Margaret Stephens, RN, Program Coordinator, LiveWell Greenville
Setting: Engaging Faith Communities

Engaging faith communities in meaningful ways can be challenging, especially when the goal is creating a culture of health. Finding common ground as it relates to healthy eating and active living is the necessary step to success. Participants will learn about the necessary steps for engaging faith communities in PSE change, the 5-step process used by LiveWell at Worship that guides the PSE process of change, and why relationship building is a necessary step to sustainability.

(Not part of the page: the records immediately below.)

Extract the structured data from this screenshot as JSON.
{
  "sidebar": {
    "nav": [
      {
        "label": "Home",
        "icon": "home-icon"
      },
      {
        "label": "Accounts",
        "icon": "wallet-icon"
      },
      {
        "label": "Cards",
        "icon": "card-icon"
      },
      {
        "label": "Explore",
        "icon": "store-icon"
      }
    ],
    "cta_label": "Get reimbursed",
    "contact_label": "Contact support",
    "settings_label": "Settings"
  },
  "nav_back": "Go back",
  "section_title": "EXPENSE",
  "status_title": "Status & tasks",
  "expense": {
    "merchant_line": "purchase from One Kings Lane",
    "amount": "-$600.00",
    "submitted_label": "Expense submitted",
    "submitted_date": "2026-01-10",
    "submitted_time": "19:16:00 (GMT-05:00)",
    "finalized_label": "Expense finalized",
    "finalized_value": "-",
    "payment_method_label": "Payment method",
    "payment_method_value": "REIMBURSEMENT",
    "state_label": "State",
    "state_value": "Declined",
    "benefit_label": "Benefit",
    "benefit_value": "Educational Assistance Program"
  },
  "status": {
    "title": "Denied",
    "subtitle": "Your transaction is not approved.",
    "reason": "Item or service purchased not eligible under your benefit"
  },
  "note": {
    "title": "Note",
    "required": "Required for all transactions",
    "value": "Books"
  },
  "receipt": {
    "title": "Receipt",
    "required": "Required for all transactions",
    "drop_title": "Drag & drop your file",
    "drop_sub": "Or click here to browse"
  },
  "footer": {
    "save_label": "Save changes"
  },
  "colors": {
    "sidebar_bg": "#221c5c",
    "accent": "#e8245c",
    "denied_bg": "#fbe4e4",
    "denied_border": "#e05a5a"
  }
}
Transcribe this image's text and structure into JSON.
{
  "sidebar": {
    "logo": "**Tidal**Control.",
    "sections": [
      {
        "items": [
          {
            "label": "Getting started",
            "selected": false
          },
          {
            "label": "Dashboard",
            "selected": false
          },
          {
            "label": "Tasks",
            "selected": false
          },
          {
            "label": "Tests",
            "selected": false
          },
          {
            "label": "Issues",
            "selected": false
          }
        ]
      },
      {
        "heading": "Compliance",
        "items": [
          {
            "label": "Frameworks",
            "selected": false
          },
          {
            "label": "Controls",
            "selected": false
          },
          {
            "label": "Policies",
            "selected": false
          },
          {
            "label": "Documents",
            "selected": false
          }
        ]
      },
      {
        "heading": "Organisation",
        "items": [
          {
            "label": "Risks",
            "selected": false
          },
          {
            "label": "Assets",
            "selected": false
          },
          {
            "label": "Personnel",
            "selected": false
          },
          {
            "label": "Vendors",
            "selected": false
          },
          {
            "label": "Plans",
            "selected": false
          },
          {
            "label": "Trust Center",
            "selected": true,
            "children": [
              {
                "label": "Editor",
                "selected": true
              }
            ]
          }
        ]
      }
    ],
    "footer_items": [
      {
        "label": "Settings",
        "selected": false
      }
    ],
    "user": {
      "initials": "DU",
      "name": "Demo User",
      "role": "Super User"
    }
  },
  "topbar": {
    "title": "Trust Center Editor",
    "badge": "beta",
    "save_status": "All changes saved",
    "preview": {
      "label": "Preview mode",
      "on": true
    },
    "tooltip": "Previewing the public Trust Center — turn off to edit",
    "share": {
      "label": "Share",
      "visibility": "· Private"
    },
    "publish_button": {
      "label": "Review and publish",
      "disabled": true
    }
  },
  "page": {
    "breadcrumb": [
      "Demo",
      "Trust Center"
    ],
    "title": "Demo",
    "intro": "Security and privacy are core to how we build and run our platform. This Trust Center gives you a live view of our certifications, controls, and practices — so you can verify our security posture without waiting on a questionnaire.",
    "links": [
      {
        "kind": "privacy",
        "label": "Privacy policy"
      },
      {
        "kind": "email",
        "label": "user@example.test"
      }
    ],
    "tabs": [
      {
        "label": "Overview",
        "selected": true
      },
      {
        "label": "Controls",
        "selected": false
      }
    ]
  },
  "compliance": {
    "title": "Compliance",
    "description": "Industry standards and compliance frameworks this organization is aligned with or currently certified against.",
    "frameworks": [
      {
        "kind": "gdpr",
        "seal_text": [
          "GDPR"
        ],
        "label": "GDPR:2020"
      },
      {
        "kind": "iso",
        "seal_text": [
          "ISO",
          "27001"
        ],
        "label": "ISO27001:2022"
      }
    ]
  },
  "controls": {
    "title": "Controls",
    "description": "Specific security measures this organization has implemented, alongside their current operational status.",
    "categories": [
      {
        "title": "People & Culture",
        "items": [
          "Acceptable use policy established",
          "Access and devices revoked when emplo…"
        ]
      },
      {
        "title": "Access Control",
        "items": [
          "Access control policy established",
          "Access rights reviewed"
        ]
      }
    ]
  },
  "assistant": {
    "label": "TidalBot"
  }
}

ADVOCACY TRACK
Health Advocacy Campaigns
Meg Stanley, Campaign Coordinator, SC Quality Out of School Time Coalition; Amy Splittgerber, M.Ed., Executive Director, SC Alliance of YMCAs; Dianna Colvin, MPH, MSW, CHES, Healthy Carolina Initiatives Program Coordinator, University of South Carolina; Rebecca Caldwell, PhD, Director of Strategic Health Initiatives, University of South Carolina; Phil Ford, Manager of Policy and Advocacy, Eat Smart Move More South Carolina; Yarley Steedly, SC Government Relations Director, American Heart Association; Emily O’Sullivan, Working Well Program Manager, South Carolina Hospital Association; Amy Johnson Ely, MS,  SC Livable Communities Alliance and Executive Director, Executive Director, Palmetto Cycling Coalition; Carrie Draper, MSW, Research Associate, University of South Carolina, Arnold School of Public Health; Moderated by Megan Weis, DrPH, MPH, MCHES, Senior Director of Strategic Engagement, South Carolina Institute of Medicine and Public Health
Setting: Local Advocacy/Grassroots Efforts

In this session, each attendee will understand and learn what it’s like to be a public health advocate for national, state, and local issues, such as SNAP Incentives, Complete Streets, Healthy Out of School Time, and other healthy food and physical activity policy topics. Be prepared with questions to ask each panelist!